> [What to work on]:
Retype the records below exactly as they stand, omitting the pictures.

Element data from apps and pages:
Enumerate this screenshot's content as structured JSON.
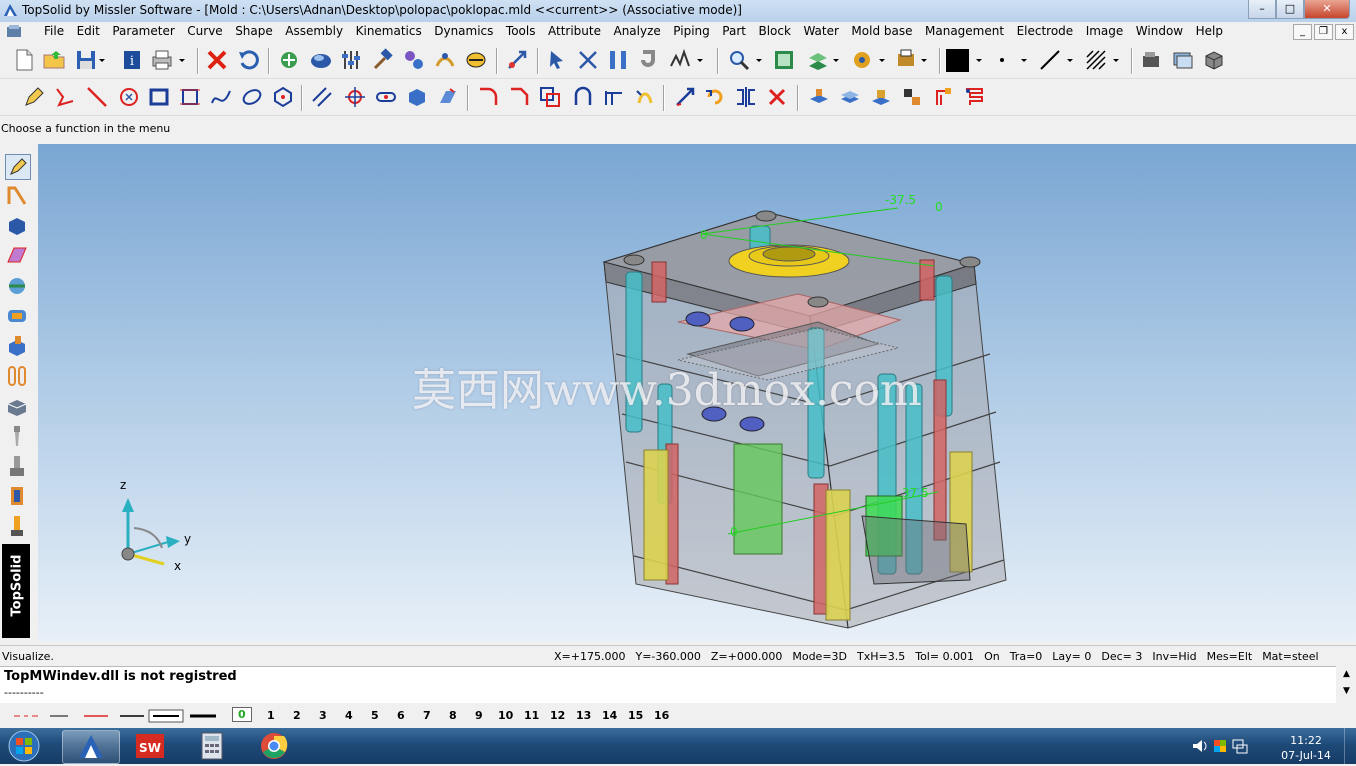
{
  "window": {
    "title": "TopSolid by Missler Software - [Mold : C:\\Users\\Adnan\\Desktop\\polopac\\poklopac.mld  <<current>> (Associative mode)]",
    "minimize": "–",
    "maximize": "□",
    "close": "✕"
  },
  "menu": {
    "items": [
      "File",
      "Edit",
      "Parameter",
      "Curve",
      "Shape",
      "Assembly",
      "Kinematics",
      "Dynamics",
      "Tools",
      "Attribute",
      "Analyze",
      "Piping",
      "Part",
      "Block",
      "Water",
      "Mold base",
      "Management",
      "Electrode",
      "Image",
      "Window",
      "Help"
    ],
    "mdi_minimize": "_",
    "mdi_restore": "❐",
    "mdi_close": "x"
  },
  "hint": "Choose a function in the menu",
  "sidebar": {
    "brand": "TopSolid"
  },
  "viewport": {
    "watermark": "莫西网www.3dmox.com",
    "dim_label_top": "-37.5",
    "dim_label_zero_a": "0",
    "dim_label_zero_b": "0",
    "dim_label_zero_c": "0",
    "dim_label_mid": "37.5",
    "axis_z": "z",
    "axis_y": "y",
    "axis_x": "x",
    "colors": {
      "bg_top": "#7aa6d3",
      "bg_bottom": "#e8f0f8",
      "dim": "#22dd22"
    }
  },
  "status": {
    "mode_label": "Visualize.",
    "fields": [
      "X=+175.000",
      "Y=-360.000",
      "Z=+000.000",
      "Mode=3D",
      "TxH=3.5",
      "Tol= 0.001",
      "On",
      "Tra=0",
      "Lay= 0",
      "Dec= 3",
      "Inv=Hid",
      "Mes=Elt",
      "Mat=steel"
    ]
  },
  "messages": {
    "line1": "TopMWindev.dll is not registred",
    "line2": "----------"
  },
  "layers": {
    "items": [
      "0",
      "1",
      "2",
      "3",
      "4",
      "5",
      "6",
      "7",
      "8",
      "9",
      "10",
      "11",
      "12",
      "13",
      "14",
      "15",
      "16"
    ],
    "active": "0"
  },
  "taskbar": {
    "clock_time": "11:22",
    "clock_date": "07-Jul-14"
  }
}
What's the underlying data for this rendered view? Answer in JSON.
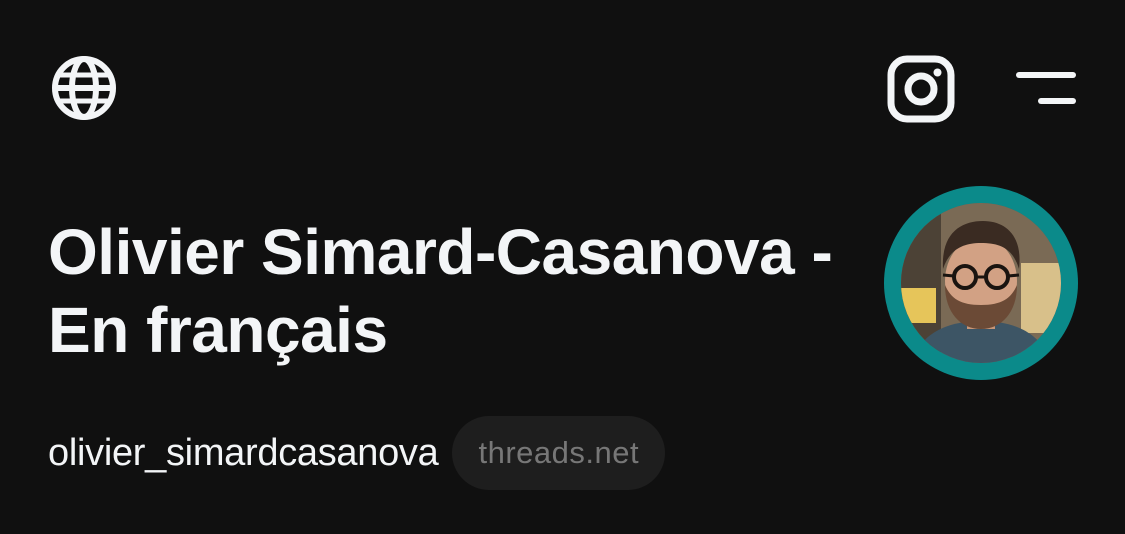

> [Result]:
Enumerate this screenshot's content as structured JSON.
{
  "window": {
    "title": "TopSolid by Missler Software - [Mold : C:\\Users\\Adnan\\Desktop\\polopac\\poklopac.mld  <<current>> (Associative mode)]",
    "minimize": "–",
    "maximize": "□",
    "close": "✕"
  },
  "menu": {
    "items": [
      "File",
      "Edit",
      "Parameter",
      "Curve",
      "Shape",
      "Assembly",
      "Kinematics",
      "Dynamics",
      "Tools",
      "Attribute",
      "Analyze",
      "Piping",
      "Part",
      "Block",
      "Water",
      "Mold base",
      "Management",
      "Electrode",
      "Image",
      "Window",
      "Help"
    ],
    "mdi_minimize": "_",
    "mdi_restore": "❐",
    "mdi_close": "x"
  },
  "hint": "Choose a function in the menu",
  "sidebar": {
    "brand": "TopSolid"
  },
  "viewport": {
    "watermark": "莫西网www.3dmox.com",
    "dim_label_top": "-37.5",
    "dim_label_zero_a": "0",
    "dim_label_zero_b": "0",
    "dim_label_zero_c": "0",
    "dim_label_mid": "37.5",
    "axis_z": "z",
    "axis_y": "y",
    "axis_x": "x",
    "colors": {
      "bg_top": "#7aa6d3",
      "bg_bottom": "#e8f0f8",
      "dim": "#22dd22"
    }
  },
  "status": {
    "mode_label": "Visualize.",
    "fields": [
      "X=+175.000",
      "Y=-360.000",
      "Z=+000.000",
      "Mode=3D",
      "TxH=3.5",
      "Tol= 0.001",
      "On",
      "Tra=0",
      "Lay= 0",
      "Dec= 3",
      "Inv=Hid",
      "Mes=Elt",
      "Mat=steel"
    ]
  },
  "messages": {
    "line1": "TopMWindev.dll is not registred",
    "line2": "----------"
  },
  "layers": {
    "items": [
      "0",
      "1",
      "2",
      "3",
      "4",
      "5",
      "6",
      "7",
      "8",
      "9",
      "10",
      "11",
      "12",
      "13",
      "14",
      "15",
      "16"
    ],
    "active": "0"
  },
  "taskbar": {
    "clock_time": "11:22",
    "clock_date": "07-Jul-14"
  }
}
What's the underlying data for this rendered view? Answer in JSON.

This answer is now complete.